Do you have any suggestions for how students can take care of their mental health on their own?
I think that fits in with what I was talking about earlier about taking care of yourself during this time. The important three things about making sure you get enough sleep – most people don’t realize the amount of sleep they need as adults; you really need 9 hours of sleep. People say that “oh I get 7 hours of sleep; I’m really happy about that”. Some people say that they get 5 and they can make it. Yes, you can make it on that, but it’s not really enough. So aiming for good sleep hygiene is really important. This means you go to bed at the same time every night and you wake up the same time every morning and try to have 9 hours in between those periods of time. It will make you feel better; it will make you handle stress better. It will put you in a better disposition to deal with the demands Georgia Tech has. Getting exercise and staying healthy and surrounding yourself with people who are positive influences. Paying attention to your own emotional state. If you are feeling distress or you are feeling intimidated or you are feeling frustrated at things, examine what is the source of that and how can I modify my response to that. Is there any way I can make my life less stressful.
What are some ways to relax and have fun during this time?
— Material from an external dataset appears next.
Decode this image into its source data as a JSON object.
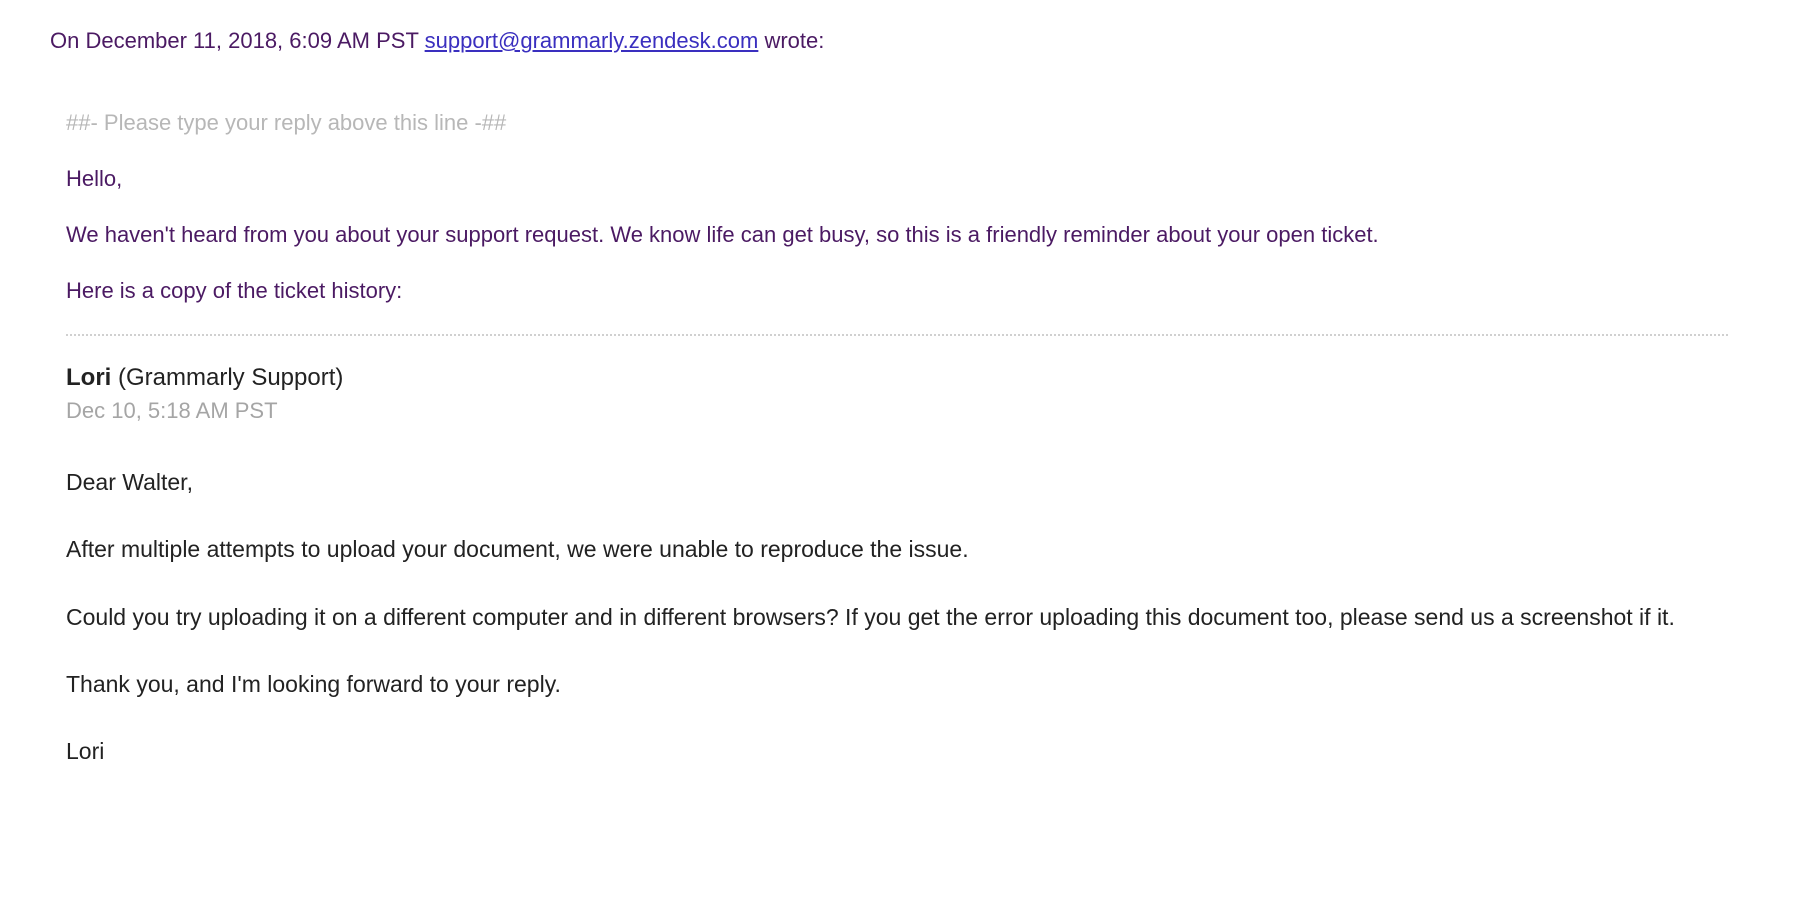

Gameplaying seems a lot of fun. We learned several new table games. I would recommend Phase 10, I would recommend Quick. I would recommend Ticket to Ride; there are a lot of cool games you can play especially if you are quarantining with members of your family or friends. Another thing is appreciating nature since you have a lot more time to be outdoors now than you normally would. I get to take my dog for a walk every morning. I get up and have one or two meetings. Then I get to walk him down the street. I really do appreciate the outdoors, how pretty the flowers are when they are blooming, what it sounds like to have birds singing in the trees – those sorts of mindful experiences when you are outdoors having a mindful walk as opposed to rushing to get to work. So those are the kinds of things that are important. It is a time to self reflect. I think people have a lot more time alone. So how can I use this time to grow and learn more about myself? I’ve been keeping a corona journal; it’s a journal that I write each evening. It’s a journal that helps remind me what I did today and a reflection of what I come up with since I have more time to myself than I have had in the past. Those are all interesting things to do.